» DESCRIPTION OF THE TASK
Beginning with the line containing "Serialize everything readable", give every line again exactly as it is, ending with the last line of the entries.

Recorded data

....................

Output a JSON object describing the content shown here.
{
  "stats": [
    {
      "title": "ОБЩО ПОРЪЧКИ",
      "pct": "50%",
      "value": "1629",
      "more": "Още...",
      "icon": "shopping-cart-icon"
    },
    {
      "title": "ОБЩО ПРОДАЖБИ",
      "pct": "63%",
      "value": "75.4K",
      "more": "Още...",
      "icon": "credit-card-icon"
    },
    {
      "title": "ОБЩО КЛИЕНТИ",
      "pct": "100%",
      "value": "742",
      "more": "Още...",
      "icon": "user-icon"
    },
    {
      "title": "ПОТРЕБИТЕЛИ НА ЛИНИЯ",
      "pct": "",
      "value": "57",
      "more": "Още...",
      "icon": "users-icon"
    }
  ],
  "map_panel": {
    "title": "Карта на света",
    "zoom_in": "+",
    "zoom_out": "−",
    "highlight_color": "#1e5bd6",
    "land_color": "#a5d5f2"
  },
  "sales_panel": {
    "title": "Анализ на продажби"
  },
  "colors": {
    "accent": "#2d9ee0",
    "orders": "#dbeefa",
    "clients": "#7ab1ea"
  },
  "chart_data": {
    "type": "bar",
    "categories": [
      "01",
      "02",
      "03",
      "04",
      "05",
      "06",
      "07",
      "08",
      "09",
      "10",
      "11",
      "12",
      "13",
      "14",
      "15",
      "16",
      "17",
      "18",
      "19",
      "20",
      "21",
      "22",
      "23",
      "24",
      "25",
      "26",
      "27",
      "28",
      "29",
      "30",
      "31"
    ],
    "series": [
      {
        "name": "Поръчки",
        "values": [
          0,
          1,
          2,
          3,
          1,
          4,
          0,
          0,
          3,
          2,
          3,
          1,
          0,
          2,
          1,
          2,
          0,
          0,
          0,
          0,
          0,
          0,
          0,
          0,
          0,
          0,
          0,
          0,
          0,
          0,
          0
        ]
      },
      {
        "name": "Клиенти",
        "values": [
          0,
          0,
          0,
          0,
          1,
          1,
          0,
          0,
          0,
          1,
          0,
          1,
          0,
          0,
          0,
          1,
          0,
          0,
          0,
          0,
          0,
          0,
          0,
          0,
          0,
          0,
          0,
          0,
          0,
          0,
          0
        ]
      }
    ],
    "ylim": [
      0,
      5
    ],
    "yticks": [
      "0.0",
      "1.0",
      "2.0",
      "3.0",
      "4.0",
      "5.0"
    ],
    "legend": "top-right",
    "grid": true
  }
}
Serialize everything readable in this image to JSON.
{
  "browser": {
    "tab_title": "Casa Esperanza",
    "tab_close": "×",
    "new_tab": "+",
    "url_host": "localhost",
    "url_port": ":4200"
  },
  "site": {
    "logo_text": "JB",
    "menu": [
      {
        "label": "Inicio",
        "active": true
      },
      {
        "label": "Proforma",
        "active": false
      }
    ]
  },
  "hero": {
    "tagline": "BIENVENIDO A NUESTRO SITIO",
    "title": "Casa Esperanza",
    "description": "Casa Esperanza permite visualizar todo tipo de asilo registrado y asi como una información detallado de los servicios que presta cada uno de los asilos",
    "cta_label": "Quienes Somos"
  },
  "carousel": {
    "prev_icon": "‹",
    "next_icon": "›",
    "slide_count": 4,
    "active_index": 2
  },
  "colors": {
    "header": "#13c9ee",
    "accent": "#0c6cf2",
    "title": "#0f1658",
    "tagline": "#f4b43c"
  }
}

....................

» ANSWER BOX
Serialize everything readable in this image to JSON.
{
  "browser": {
    "tab_title": "Casa Esperanza",
    "tab_close": "×",
    "new_tab": "+",
    "url_host": "localhost",
    "url_port": ":4200"
  },
  "site": {
    "logo_text": "JB",
    "menu": [
      {
        "label": "Inicio",
        "active": true
      },
      {
        "label": "Proforma",
        "active": false
      }
    ]
  },
  "hero": {
    "tagline": "BIENVENIDO A NUESTRO SITIO",
    "title": "Casa Esperanza",
    "description": "Casa Esperanza permite visualizar todo tipo de asilo registrado y asi como una información detallado de los servicios que presta cada uno de los asilos",
    "cta_label": "Quienes Somos"
  },
  "carousel": {
    "prev_icon": "‹",
    "next_icon": "›",
    "slide_count": 4,
    "active_index": 2
  },
  "colors": {
    "header": "#13c9ee",
    "accent": "#0c6cf2",
    "title": "#0f1658",
    "tagline": "#f4b43c"
  }
}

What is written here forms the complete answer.